Seventeen lisuride infusions were given to 12 patients with Parkinson's disease who showed daily oscillations in motor performance. The mean lisuride dose given in continuous intravenous infusion was 0.59 mg (range, 0.3 to 1.0 mg) during a mean period of 9.0 hours (range, 5 to 12 hours). A significant reduction in the number of hours "off" was obtained in(More)
Five patients with myoclonus were treated with oral piracetam (8-9 g/day). All patients had action-sensitive and/or stimulus-sensitive myoclonus and enhanced amplitude of somatosensory evoked potentials. Piracetam produced a marked reduction of the myoclonus in the five subjects without side effects. In view of its excellent tolerance and synergism with(More)
Prevalence figures for inherited neuromuscular disorders are important both for health care planning purposes and for evaluating the need for DNA diagnostic services for eugenic approaches. We screened for the prevalence of myotonic dystrophy (MyD) through extensive inquiry of neurologic and primary health services of Guipúzcoa (Basque Country, northern(More)
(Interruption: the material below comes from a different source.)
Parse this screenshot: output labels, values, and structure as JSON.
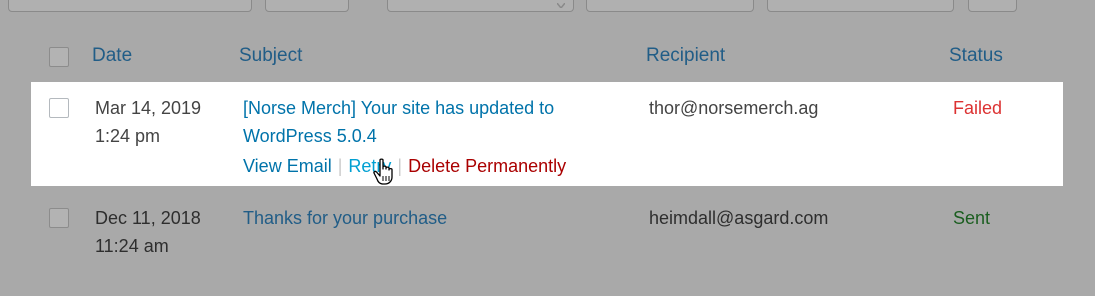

Two patients with a diagnosis of olivo-ponto-cerebellar atrophy developed cortical reflex myoclonus to visual (flash) and somaesthetic stimuli. Oral treatment with levodopacarbidopa (1000/100 mg) or subcutaneous administration of apomorphine (1 mg) abolished the visually-triggered myoclonus, without modifying reflex myoclonus to electrical or tactile(More)